What is required — Note each line in the data below that holds "derece", and copy it.
───── Information shown ─────
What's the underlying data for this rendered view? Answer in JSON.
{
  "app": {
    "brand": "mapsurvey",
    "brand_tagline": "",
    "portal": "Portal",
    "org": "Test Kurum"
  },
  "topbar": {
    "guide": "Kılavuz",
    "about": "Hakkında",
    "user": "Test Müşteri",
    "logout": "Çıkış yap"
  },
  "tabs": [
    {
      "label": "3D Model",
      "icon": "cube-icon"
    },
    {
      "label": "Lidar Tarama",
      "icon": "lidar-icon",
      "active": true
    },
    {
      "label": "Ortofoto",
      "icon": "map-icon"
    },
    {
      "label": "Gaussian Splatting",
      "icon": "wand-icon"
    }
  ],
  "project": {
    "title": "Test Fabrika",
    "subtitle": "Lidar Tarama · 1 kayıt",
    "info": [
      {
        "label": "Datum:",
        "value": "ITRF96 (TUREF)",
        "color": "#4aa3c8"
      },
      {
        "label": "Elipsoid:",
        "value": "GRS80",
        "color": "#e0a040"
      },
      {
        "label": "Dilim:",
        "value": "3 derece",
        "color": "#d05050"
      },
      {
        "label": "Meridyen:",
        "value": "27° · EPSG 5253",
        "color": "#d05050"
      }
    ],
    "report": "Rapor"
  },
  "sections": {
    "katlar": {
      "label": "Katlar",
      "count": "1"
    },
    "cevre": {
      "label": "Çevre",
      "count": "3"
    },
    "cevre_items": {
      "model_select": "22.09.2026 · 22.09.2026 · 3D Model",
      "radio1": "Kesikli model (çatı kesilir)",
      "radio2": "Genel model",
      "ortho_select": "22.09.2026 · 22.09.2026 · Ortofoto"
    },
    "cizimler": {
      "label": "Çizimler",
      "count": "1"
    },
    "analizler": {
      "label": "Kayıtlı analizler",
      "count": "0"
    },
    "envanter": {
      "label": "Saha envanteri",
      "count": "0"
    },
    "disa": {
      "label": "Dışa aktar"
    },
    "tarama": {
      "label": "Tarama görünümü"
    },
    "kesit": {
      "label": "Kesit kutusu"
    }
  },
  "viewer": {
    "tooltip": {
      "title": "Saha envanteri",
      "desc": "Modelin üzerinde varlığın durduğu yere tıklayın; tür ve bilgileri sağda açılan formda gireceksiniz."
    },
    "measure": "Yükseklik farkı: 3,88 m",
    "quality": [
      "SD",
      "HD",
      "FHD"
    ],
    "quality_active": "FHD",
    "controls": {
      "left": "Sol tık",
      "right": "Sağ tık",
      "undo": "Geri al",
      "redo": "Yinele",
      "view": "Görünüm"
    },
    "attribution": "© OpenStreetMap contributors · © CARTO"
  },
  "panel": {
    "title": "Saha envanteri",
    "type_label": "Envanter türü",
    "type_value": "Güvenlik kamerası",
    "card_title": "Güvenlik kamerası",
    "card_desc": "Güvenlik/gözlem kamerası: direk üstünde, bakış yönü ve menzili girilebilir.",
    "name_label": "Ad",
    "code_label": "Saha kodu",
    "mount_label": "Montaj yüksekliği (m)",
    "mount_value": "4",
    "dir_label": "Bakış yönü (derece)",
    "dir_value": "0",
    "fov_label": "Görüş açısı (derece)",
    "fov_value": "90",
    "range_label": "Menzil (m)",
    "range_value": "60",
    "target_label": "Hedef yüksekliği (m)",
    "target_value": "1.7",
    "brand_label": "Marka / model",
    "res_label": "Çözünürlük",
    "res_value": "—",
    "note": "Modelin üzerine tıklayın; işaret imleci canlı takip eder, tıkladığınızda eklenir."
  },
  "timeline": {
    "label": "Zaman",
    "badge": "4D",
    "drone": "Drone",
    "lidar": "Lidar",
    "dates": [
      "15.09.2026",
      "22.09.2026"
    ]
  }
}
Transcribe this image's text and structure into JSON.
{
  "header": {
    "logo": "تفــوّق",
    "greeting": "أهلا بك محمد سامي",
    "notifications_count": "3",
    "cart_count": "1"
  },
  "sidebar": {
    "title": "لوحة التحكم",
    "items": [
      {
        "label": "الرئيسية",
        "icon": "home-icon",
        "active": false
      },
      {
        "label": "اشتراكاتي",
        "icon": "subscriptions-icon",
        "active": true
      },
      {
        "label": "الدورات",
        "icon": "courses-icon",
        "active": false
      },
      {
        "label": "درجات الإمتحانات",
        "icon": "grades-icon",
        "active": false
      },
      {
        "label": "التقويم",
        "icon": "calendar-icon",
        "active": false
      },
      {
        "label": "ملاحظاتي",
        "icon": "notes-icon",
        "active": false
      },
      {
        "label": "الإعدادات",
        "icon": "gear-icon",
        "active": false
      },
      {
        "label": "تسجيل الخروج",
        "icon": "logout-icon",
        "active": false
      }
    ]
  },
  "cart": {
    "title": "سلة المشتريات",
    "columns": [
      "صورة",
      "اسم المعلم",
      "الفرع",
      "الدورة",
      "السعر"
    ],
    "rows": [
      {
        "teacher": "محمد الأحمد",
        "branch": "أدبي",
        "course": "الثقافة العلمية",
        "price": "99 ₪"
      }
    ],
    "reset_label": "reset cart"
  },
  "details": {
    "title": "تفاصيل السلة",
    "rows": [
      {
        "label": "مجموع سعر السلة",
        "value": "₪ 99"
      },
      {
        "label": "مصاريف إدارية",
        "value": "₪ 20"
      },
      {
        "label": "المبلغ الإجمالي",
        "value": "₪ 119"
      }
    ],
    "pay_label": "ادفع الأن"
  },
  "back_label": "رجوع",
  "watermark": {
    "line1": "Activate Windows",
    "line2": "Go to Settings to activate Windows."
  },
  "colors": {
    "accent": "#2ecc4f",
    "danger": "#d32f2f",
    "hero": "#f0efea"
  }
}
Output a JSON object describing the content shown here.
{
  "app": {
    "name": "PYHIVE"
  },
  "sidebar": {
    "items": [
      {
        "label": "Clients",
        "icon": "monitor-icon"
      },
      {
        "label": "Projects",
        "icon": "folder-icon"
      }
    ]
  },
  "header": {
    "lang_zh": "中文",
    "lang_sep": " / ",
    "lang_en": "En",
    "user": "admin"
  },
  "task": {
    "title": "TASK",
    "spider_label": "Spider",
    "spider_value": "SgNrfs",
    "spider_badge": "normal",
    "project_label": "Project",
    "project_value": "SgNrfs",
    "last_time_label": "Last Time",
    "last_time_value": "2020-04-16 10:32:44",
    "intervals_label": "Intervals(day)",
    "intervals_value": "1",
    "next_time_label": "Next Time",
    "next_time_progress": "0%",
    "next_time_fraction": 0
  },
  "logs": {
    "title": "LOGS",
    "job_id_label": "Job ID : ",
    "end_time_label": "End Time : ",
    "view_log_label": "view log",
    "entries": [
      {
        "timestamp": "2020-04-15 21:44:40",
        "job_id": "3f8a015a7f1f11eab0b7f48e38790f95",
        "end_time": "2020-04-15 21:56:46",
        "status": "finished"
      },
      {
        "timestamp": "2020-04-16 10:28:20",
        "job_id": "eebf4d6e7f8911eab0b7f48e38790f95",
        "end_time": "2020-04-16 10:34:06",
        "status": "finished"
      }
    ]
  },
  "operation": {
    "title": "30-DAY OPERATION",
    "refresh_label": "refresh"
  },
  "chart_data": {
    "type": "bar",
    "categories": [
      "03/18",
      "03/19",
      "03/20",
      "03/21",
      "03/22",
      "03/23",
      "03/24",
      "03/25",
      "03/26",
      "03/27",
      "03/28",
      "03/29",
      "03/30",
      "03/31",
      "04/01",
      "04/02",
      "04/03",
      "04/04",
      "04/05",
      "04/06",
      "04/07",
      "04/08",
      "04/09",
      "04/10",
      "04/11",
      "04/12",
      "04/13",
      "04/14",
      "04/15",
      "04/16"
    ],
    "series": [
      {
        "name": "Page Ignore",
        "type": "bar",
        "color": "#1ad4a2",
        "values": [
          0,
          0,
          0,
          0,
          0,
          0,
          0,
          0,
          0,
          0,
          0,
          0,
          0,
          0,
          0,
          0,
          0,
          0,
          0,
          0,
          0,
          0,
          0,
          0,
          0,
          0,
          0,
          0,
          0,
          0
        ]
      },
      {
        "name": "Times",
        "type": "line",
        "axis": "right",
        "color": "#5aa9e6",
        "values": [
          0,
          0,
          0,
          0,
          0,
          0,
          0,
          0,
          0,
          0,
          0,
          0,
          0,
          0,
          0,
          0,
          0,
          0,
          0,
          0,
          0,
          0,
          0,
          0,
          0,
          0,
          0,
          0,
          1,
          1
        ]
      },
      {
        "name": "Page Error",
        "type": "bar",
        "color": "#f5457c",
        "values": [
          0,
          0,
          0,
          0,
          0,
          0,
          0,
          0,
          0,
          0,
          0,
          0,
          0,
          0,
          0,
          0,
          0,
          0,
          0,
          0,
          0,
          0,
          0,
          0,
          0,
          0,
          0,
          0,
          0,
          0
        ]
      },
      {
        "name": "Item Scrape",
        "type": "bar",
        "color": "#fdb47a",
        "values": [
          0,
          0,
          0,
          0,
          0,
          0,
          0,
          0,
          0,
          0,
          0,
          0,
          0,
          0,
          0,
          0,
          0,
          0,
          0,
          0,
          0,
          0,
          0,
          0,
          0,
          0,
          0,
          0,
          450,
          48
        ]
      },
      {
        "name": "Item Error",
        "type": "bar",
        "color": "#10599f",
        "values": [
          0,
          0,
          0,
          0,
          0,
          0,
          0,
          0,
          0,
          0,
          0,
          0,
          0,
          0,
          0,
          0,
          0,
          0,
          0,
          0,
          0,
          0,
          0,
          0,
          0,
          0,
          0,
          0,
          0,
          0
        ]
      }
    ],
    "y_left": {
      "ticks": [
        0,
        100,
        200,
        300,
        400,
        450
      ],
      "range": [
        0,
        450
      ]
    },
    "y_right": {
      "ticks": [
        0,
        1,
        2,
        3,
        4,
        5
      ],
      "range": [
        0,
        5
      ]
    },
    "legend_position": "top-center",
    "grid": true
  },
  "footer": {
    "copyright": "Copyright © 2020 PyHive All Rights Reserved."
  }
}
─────
Solution to this task —
        "value": "3 derece",
    "dir_label": "Bakış yönü (derece)",
    "fov_label": "Görüş açısı (derece)",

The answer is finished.